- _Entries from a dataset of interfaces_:

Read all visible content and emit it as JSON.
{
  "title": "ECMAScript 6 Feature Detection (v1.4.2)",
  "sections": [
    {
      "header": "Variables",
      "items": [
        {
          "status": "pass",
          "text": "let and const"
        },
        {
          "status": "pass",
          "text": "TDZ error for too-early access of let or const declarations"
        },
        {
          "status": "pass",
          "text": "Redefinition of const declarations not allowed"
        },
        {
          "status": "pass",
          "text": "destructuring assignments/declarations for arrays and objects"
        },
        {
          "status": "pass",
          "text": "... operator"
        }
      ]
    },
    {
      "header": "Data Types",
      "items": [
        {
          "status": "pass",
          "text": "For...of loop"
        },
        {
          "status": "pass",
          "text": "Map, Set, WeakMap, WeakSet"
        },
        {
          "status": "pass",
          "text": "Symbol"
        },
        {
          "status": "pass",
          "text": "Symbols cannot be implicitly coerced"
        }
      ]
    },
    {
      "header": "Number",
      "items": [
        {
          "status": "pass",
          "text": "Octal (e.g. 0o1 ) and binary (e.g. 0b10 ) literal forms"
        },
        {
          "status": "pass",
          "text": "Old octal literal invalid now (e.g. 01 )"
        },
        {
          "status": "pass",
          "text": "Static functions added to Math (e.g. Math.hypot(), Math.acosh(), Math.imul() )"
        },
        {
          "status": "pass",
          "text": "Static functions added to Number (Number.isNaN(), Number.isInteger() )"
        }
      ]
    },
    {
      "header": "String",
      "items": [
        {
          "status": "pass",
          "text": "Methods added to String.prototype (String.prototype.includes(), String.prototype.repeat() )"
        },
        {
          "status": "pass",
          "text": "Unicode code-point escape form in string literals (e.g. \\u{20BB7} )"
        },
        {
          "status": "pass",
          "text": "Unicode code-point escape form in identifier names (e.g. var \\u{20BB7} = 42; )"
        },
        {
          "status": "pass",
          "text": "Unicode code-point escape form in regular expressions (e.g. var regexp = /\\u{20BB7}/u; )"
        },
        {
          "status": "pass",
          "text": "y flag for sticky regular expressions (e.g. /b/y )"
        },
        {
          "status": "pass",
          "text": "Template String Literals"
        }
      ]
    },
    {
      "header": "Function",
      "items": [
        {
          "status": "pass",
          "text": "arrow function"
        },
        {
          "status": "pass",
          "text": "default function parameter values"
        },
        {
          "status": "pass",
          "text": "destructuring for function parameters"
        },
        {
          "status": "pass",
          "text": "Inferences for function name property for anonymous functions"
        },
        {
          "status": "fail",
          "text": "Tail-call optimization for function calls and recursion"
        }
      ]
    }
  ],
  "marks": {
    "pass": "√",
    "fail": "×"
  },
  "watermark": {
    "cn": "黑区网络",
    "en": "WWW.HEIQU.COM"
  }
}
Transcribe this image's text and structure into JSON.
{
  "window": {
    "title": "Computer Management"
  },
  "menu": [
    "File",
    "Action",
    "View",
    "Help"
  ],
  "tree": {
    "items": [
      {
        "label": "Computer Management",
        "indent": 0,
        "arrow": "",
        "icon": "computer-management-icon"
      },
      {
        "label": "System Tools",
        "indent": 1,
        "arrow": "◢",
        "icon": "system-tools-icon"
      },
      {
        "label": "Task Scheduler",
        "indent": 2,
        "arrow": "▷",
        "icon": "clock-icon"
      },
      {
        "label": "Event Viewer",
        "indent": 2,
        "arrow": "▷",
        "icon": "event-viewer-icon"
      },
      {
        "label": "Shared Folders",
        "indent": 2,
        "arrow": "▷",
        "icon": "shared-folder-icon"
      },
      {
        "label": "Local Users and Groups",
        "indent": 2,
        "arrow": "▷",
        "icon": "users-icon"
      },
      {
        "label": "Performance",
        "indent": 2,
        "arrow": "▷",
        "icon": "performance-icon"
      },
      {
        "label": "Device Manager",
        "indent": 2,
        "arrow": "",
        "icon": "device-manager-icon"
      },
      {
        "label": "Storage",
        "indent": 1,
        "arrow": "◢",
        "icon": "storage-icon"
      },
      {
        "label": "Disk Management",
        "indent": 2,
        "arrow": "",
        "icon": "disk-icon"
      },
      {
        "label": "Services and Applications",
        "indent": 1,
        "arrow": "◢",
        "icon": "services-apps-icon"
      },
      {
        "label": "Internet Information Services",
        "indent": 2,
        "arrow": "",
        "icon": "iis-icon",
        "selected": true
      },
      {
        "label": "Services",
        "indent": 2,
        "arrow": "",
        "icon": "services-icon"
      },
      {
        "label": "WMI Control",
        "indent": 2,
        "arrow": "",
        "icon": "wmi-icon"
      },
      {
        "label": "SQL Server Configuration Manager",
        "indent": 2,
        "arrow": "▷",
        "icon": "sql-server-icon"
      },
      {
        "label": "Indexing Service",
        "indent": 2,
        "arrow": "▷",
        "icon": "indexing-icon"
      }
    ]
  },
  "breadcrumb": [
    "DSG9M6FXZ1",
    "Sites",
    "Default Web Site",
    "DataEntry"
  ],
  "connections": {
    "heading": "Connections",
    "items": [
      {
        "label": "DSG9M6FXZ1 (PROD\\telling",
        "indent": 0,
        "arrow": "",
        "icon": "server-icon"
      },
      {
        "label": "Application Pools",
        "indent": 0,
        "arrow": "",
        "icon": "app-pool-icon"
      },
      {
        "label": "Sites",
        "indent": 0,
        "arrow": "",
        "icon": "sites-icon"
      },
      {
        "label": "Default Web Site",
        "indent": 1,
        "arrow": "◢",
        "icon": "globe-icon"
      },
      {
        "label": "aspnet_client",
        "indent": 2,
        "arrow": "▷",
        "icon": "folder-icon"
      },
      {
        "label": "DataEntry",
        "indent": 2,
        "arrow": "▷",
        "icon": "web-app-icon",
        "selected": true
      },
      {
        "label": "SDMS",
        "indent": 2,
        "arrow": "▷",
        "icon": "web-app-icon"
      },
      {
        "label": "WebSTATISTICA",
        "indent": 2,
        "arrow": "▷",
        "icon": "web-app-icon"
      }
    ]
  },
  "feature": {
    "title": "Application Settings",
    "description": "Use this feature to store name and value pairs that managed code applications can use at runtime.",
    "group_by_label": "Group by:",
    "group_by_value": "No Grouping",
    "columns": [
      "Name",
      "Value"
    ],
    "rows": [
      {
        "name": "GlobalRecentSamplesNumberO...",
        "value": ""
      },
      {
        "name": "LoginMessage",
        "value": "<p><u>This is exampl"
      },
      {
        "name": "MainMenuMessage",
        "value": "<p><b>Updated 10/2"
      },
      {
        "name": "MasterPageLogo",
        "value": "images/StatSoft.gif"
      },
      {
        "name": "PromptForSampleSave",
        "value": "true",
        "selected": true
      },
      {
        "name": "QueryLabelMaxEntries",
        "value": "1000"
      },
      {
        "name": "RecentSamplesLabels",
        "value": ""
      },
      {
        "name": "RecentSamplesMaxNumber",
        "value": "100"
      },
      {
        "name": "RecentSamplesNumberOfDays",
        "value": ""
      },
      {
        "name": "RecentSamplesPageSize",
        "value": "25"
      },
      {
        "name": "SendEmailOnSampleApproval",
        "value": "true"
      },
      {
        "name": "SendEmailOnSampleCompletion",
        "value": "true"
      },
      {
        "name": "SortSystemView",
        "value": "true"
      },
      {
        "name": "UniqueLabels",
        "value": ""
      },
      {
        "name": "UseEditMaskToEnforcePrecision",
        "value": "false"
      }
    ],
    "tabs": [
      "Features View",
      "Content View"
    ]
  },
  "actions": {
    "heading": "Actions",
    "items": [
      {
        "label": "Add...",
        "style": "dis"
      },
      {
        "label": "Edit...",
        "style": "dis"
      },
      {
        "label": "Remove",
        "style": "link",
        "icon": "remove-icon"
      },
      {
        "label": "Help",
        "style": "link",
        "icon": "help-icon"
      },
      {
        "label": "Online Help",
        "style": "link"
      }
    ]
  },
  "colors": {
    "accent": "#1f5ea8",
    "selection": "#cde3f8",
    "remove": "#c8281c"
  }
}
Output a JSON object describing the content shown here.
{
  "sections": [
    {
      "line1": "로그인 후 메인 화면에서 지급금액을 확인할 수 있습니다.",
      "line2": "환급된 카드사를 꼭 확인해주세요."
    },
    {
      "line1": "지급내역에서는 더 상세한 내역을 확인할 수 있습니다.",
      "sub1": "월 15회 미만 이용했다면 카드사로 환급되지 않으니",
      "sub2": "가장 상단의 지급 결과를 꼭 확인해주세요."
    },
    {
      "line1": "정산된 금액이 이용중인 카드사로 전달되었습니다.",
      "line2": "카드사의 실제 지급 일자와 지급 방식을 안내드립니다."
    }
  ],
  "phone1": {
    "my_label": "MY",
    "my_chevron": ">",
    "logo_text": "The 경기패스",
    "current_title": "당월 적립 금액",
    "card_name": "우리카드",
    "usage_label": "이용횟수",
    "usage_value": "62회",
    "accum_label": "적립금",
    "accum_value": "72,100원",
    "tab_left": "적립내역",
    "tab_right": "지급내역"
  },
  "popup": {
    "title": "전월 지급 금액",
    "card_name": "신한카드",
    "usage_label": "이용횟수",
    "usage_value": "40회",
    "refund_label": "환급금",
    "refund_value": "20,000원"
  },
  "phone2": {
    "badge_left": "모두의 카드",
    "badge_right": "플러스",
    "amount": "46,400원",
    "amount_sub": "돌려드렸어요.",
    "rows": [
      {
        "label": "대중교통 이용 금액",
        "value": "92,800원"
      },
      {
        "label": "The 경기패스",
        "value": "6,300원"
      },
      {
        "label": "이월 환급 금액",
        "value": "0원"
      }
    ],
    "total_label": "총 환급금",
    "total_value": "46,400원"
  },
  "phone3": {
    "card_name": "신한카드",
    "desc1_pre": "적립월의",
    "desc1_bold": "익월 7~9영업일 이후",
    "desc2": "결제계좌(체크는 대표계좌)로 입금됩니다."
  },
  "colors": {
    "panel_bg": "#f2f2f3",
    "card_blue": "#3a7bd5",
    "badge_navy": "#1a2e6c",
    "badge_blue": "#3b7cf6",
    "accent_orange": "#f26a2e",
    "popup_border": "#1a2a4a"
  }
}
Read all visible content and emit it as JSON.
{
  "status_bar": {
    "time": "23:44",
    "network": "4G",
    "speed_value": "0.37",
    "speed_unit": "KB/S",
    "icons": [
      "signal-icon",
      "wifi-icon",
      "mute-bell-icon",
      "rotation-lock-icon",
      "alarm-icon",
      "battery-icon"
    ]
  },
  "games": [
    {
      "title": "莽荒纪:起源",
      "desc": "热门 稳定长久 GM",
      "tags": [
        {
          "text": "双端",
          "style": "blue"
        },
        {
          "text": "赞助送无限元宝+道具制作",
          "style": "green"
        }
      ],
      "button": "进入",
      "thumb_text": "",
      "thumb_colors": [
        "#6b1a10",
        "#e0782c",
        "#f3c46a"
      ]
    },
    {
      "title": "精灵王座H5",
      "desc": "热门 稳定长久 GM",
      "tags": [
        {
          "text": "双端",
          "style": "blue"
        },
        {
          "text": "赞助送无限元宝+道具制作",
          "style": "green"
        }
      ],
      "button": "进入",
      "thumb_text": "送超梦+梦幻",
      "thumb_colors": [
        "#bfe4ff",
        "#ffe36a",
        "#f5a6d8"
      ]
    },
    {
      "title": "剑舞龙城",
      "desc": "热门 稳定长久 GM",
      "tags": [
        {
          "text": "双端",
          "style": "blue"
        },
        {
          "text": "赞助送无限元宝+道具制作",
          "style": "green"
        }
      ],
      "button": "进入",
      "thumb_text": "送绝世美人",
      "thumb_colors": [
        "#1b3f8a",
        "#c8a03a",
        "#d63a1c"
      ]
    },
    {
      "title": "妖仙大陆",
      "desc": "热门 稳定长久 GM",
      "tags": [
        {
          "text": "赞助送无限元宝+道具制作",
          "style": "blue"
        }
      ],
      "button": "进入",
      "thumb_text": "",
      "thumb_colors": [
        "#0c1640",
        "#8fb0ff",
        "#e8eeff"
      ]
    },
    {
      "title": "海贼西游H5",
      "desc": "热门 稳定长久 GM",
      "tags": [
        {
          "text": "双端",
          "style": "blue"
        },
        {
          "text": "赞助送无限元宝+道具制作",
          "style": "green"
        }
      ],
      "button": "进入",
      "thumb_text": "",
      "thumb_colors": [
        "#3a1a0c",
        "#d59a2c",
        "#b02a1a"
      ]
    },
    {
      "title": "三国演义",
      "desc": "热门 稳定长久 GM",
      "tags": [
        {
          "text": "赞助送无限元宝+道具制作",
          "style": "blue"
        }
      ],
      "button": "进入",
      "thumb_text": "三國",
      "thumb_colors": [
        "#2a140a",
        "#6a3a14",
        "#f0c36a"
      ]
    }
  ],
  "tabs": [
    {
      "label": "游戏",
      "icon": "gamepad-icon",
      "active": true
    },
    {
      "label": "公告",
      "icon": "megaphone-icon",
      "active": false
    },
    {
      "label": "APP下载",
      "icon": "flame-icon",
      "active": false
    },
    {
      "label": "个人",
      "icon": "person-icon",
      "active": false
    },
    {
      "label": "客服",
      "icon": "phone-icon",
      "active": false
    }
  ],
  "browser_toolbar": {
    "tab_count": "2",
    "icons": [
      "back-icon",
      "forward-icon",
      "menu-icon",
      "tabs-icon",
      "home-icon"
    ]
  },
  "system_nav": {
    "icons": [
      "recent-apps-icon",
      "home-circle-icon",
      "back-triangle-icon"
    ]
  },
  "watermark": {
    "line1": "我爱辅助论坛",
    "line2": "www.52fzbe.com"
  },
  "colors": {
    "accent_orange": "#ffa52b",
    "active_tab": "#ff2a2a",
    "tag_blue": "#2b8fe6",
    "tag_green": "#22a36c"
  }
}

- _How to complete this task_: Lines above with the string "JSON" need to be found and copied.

- _Written response_:
Read all visible content and emit it as JSON.
Transcribe this image's text and structure into JSON.
Output a JSON object describing the content shown here.
Read all visible content and emit it as JSON.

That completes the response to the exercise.